Tentative optimism about downturn
Latest figures from the Office for National Statistics (ONS) suggest that UK retail sales are on the up, although activity on the high street remains sluggish.

Monthly sales increased by 0.2 per cent between September and October but as the mild weather continued through the month, clothing sales gave another weak performance.

Capital Economics economist Vicky Redwood said: 'Overall, the figures provide tentative signs that the downturn on the high street is past its worst. Spending is still growing at pretty modest rates.'

The volume of sales in predominantly food stores in the latest three months increased by 0.4 per cent compared with the previous three months. In non-food stores, sales were up 1.2 per cent.

The average weekly value of retail sales in October was£4.78 billion, 0.3 per cent higher than October 2004.
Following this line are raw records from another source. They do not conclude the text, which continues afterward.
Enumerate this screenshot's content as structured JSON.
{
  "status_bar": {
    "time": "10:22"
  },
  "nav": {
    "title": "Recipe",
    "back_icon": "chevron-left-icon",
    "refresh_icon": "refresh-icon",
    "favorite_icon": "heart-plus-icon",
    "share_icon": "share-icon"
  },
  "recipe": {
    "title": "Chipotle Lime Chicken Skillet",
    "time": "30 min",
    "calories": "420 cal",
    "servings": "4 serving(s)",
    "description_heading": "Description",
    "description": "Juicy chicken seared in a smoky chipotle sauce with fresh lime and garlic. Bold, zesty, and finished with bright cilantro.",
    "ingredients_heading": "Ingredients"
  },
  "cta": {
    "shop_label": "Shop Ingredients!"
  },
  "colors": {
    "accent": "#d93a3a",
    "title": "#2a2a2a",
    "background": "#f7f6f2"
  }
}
Barclays business banking national director, retail and wholesale sectors Paul Clarke said: 'These figures offer a glimmer of hope to retailers as we enter the critical period before Christmas. The high street is being rewarded for its hard work over the past few months and customers seem to have been tempted by the offers available. Although retailers will welcome this uplift in volumes, profit margins will have been affected by this cost-cutting.'